What will your first experience of the New Year be?
In Japan, the New Year is the most important holiday, and several ‘firsts’ are celebrated in January.
Of course, there’s ganjitsu, the ‘first day’. And then there’s hatsuhi, the ‘first sunrise’. And waraizome, the ‘first laughter’ and the ‘first dream’, hatsuyume, which is auspicious (especially if it features Mt. Fuji, eggplants or hawks).
The most important ‘first’, however, is hatsumōde, the first visit to a Shinto shrine or Buddhist temple on New Year’s Day or in the first few days of the year. Japanese families, sometimes dressed in full traditional kimono, queue in long lines to make new wishes for the year and buy omikuji oracles and omamori charms, and burn last year’s at the shrine.
To be able to enjoy all these ‘firsts’, most people are off work from the 29th of December until the 3rd of January. During these holidays, people travel back home to visit with family and friends. New Year isn’t the festival celebration we know in the west, the parties and dancing. Instead, it’s a time to be with loved ones, clean the house, drink sake, play games and eat lots of traditional celebratory food.
Families enjoy foods with special significance called osechi. They’re packed in little boxes called jūbako, similar to bentō boxes. In them, you might find foods like:
• mikan (Japanese mandarins), representing prosperity and health
• kagami-mochi (rice cakes), symbolizing the renewal of light
• ebi prawns for long life
• kuro-mame (black soybeans) for health
• kazunoko (roe) for fertility and a large family
• kombu (kelp) to bring joy
• renkon (lotus root) to see through to the next year
• toshi-koshi soba (buckwheat noodles) as a food to help cross over to the new year
You’d eat this with symbolic chopsticks called iwaibashi made of willow, and wash it all down with spiced sake called otoso for positive energy and good health.

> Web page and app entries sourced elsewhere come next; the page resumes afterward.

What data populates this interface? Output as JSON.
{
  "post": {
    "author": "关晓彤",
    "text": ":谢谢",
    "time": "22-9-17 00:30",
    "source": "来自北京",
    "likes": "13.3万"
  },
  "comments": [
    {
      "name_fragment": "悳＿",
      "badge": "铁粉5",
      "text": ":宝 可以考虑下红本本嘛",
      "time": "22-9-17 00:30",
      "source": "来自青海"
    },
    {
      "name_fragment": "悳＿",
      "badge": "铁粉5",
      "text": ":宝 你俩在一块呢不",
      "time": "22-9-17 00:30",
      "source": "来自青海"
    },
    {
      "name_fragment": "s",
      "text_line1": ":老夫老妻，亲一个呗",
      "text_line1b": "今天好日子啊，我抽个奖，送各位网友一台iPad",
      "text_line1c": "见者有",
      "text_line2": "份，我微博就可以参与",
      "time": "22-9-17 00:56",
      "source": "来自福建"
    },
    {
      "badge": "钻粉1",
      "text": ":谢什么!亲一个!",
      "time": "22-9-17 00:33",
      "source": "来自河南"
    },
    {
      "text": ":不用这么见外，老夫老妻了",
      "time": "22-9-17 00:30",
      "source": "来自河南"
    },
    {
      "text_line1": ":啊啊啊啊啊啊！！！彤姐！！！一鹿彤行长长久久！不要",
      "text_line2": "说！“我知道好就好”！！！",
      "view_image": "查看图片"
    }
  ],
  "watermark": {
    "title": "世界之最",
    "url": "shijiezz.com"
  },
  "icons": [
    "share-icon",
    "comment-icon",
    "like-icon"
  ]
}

While you eat, you might look at the many greeting cards you receive on New Year’s day, which the post office will have held specifically until January 1 to deliver. Japanese people send out cards to friends, relatives and co-workers to send good wishes for the year. And if you’re lucky, your card may have one of the winning lottery numbers that will be announced national in mid-January!
Once the house is cleaned, the debts paid, the cards sent and the food prepared, a Japanese family may wish to attract the gods and positive energy to their home by placing pine and bamboo offerings called kadomatsu in front of their doors. The three-tiered bamboo shoots symbolize heaven, earth, and people, and draw good spirits to the household. The deities are believed to live in the pine until the end of the first week of January, after which the family will take them to the shrine to have them burnt, releasing the spirits back out into the world.
In terms of experiences, it doesn’t get more traditional than this!
So this year, when you wake up on January 1, make a new tradition of your own: take the time to enjoy and mark all your new experiences of the year!